She

My girl sniffs gunmetal

while she listens to heavy metal

on top of

rooftops and junk shops.

She smokes when she bathes,

believes her version of aromatherapy

is better.

Her legs in the water are pale and

flourescent, like lined lights sheltered by

snow frozen into hail,

but she likes it golden-brown and

whiskey-warm,

“like a 7-and-7,” maybe a whiskey

sour cocktail.

She pops one for her baby,

says, “we need to get high, boy

because someone like me,

I am to die for.”

We were rolling around when

she found ash in the drink and she drank it

when their voices were too loud

she shut them,

said, “this is not a church,

not a coterie,

it’s a stab.”

She screams because

it seems it is all she can

and will do,

so she doesn’t fight back.

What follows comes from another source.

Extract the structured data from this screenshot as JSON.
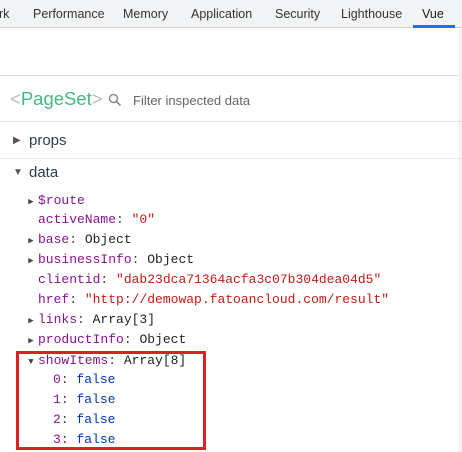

Instead, she holds herself up above the concrete and

she straightens her back.

To her surprise, she found that she was

tall.

Still,

my lungs fill rather quickly with

vengeance and

I am weak, even after a week.